20 Feb 2012
By Laurie Burkitt and Shibani Mahtani
American parents looking to send their children to the world¡¯s best schools might want to start looking East.
And by that, we don¡¯t mean the East Coast.
East Asia is now home to the world¡¯s best primary and secondary schools, producing students who are able to outperform their counterparts in the Western world, according to a recent report from the Grattan Institute, a think tank based in Australia.
The report said that the top education systems in the world were all in the Asian region ¨C namely Hong Kong, South Korea, Shanghai and Singapore.
The average 15-year old in Shanghai is performing math at levels that are two or three years ahead of students in the U.S., Australia, the U.K. and Europe, according to the report, which was based on data from the Organization for Economic Cooperation and Development¡¯s Program for International Student Assessment.
Hong Kong students are at least one year ahead in reading and math when compared to U.S. and European children, the report said.

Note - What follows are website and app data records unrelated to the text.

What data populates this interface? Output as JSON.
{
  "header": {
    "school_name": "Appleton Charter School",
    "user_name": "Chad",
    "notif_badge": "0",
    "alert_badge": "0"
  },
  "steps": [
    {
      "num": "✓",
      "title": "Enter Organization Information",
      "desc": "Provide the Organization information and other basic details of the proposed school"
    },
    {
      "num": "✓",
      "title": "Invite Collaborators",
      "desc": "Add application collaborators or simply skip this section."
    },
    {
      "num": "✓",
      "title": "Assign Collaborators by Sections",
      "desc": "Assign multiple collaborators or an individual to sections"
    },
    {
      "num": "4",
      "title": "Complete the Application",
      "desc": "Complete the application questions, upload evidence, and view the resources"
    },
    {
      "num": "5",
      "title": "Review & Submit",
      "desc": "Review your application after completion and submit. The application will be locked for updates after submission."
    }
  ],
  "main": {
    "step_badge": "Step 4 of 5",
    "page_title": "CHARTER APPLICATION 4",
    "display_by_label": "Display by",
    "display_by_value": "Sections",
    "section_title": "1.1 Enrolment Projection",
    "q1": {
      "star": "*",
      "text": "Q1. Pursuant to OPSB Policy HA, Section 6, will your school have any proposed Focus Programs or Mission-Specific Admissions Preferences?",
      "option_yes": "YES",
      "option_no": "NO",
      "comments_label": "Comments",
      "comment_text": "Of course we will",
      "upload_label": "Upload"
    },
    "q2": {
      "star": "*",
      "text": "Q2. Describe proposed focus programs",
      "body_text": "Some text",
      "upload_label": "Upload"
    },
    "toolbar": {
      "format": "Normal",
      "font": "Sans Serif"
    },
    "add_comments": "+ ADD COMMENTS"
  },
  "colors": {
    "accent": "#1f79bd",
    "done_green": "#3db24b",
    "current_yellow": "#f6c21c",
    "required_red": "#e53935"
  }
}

Results of the study underscore a global shift that has been occurring both economically and, according to Grattan, academically. East Asian primary and secondary schools are better at addressing their own weaknesses and know how to improve the classroom through policy, the study said. In 2006, Hong Kong raised the reading levels of its students to No. 2 in international assessments, up from 17th just five years earlier. Singapore has cut courses for teachers that don¡¯t result in higher performance for their students.
Educational institutions in East Asia are also doing more with less, the study says. South Korea spends around half of what the U.S. spends on its primary school students, yet South Korean pupils outperform their U.S. counterparts in reading, math and science.
President Barack Obama recently pledged to earmark $80 million for math and science education, believing it will improve the economy, according to a recent report in the Associated Press.
The study also comes as the U.S. questions its educational standards and as figures such as the ¡°Tiger Mother¡± ¨C a Yale Law School professor who has preached tough discipline for kids ¨C have caused American parents to rethink their own roles in learning and to ask themselves whether Asian mothers are superior.
The U.S. has already taken notice of East Asia¡¯s educational prowess. Earlier this month, a memorandum of understanding was signed between Singapore and the U.S., building on an earlier agreement in 2002 that focused on the teaching and learning of math and science. The new MOU continues to prioritize the two subjects as key areas of collaboration between the two countries, with Singapore having some of the best math and science high school scores in the world ¨C and the U.S. some of the worst.
In 2009, a delegation from Singapore¡¯s Ministry of Education was sent to Washington D.C. to share information on the ¡°Singapore model method¡± for learning mathematics. In the same year, President Obama gave a speech to the National Academy of Sciences, devoting much of it to the importance of math and science education. In his comparison of math scores between the U.S. and foreign countries, the first country he mentioned was Singapore.
¡°Our students are outperformed in math and science by their peers in Singapore, Japan, England, the Netherlands, Hong Kong, and Korea, among others. Another assessment shows American 15-year-olds ranked 25th in math and 21st in science when compared to nations around the world,¡± Mr. Obama said.
In many Asian countries though, including China and Singapore, these rankings are not necessarily cause for celebration. Many in Singapore see the country¡¯s education system, heavily top-down and government influenced, as a reason why critics still maintain that creativity and innovation does not thrive in the city-state.
Even as Singapore sees Ivy League tie-ups with its own universities, some remain doubtful that they will work as the American universities intend them too. A highly anticipated link-up between Yale University and the National University of Singapore ¨C an attempt to bring the Western liberal-arts education style to Asia ¨C has received considerable flak from alumni and others in the Yale community. They say that their university¡¯s focus on a liberal-arts education is inconsistent with the decision to establish a campus in Singapore, a country which has been accused of a top-down approach to government and education and of limiting freedom of speech and the press.
Source: Wall Street Journal